Most of the earthquakes I’ve experienced while here in Berkeley have happened at night and, although they jolt me awake to that state of unnatural attentiveness that’s not quite sure whether to run or hide, it’s hardly the best time for considered reflection.
But last night, seated at the dinner table, when the world bucked and swam I realised that my first feeling was betrayal. Betrayal and affront at the unfairness of it. Just about to tuck in to a good meal and here’s the earth itself disturbing me. Shouldn’t happen. Shouldn’t be.
And I realised that the same reaction is there even in the middle of the night—some chance of sleeping now! Some things just shouldn’t be. Even when the event itself is harmless I feel betrayed. The earth should sit still. Vertical should stay vertical. We have an eye for justness, for rightness, for the way of things.
Jotham’s got a good eye. Even setting aside his personal investment in the downfall of Abimelech he’s got a good point. One we should bear in mind as our political parties strut their stuff. The last person we should trust to rule us is the guy who wants to. Now Abimelech’s got a good argument too. Isn’t it better to be ruled by one person than by 70 squabbling brothers? But Jotham’s got affront on his side and the gut-knowledge that this is not the way things should be. And it gives him the courage to put words into God’s mouth in his propaganda poem we heard today.
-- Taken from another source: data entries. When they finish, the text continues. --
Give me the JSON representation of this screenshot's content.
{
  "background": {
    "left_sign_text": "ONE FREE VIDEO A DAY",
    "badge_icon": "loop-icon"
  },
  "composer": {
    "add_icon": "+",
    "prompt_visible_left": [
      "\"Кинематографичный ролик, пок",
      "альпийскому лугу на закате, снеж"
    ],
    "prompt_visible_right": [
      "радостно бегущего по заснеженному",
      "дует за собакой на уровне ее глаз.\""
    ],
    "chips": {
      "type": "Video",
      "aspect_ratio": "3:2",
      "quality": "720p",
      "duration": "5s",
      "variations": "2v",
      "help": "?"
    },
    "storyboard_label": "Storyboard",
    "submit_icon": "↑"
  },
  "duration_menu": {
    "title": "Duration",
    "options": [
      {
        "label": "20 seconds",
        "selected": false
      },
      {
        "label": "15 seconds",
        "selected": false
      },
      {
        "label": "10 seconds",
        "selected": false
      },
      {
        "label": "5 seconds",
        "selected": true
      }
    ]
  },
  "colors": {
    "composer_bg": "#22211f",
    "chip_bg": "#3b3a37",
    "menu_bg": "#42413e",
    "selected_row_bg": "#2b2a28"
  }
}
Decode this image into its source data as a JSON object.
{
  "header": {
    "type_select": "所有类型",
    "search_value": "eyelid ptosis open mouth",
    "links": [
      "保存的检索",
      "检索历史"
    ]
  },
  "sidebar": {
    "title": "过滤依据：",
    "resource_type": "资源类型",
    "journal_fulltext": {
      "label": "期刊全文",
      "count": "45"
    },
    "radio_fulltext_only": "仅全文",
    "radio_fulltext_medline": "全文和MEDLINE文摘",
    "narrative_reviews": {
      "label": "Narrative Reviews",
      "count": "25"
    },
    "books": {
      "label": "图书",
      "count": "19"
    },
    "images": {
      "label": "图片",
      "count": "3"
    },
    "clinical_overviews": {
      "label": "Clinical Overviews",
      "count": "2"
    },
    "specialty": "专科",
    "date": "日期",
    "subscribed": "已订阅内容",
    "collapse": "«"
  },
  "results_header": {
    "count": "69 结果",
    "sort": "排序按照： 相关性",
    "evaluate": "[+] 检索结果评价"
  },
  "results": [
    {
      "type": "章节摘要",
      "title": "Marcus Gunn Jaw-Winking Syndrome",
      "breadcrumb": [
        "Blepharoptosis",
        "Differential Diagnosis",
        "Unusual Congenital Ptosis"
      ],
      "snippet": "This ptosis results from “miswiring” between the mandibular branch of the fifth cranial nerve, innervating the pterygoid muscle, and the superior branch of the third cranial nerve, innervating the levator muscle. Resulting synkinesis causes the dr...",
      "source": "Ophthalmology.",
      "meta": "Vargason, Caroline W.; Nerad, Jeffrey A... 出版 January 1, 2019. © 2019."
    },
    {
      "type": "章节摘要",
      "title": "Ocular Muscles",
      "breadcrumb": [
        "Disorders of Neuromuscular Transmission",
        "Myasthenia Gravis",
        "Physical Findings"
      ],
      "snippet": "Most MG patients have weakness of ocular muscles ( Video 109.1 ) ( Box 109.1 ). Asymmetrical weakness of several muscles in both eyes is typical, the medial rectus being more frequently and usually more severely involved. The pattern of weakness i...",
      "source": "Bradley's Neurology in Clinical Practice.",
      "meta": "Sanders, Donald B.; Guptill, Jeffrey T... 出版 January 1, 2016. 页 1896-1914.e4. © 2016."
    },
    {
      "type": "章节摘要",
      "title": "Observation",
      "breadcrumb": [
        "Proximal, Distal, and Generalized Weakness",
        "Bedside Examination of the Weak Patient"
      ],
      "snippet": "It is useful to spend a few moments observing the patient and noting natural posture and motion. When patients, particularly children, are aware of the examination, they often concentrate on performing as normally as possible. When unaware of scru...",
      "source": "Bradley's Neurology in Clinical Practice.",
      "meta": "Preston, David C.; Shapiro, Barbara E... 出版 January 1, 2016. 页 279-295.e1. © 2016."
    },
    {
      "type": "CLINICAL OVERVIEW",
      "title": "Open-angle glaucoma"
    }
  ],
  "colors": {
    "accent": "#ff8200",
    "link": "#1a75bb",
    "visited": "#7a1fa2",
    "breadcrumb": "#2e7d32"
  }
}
And the text goes on to say that God agreed with Jotham and Abimelech met an early downfall.
But what happens when the adversary is not a murderous politician but the living God? The day labourers of the gospel are pretty much at the bottom of the heap—lower than slaves—and eke a living—if they manage it at all—one day at a time. Relying on law and custom to see them through to the next day. So when some screwy landowner gets it into his head to play Mr. Generous it must seem like the end of the world. A real economic earthquake ready to smash what little security they have. This is not the way it should be. And to have God take the landowner’s part is a betrayal. It isn’t fair. But maybe the way the world is, isn’t fair either. Maybe God can see that better than we. They way we organise our labour, the way we let ourselves be governed, the way we treat the poor. Not fair. Maybe God feels betrayed. Feels affronted that so much good is squandered and, in the way things are, so much evil is acceptable. But what’s a deity to do about it? When earthquake, fire and flood are ruled out what does God have left to turn the tide? When God doesn’t get what God wants … just what can God do about it?
Add comment August 18th, 1999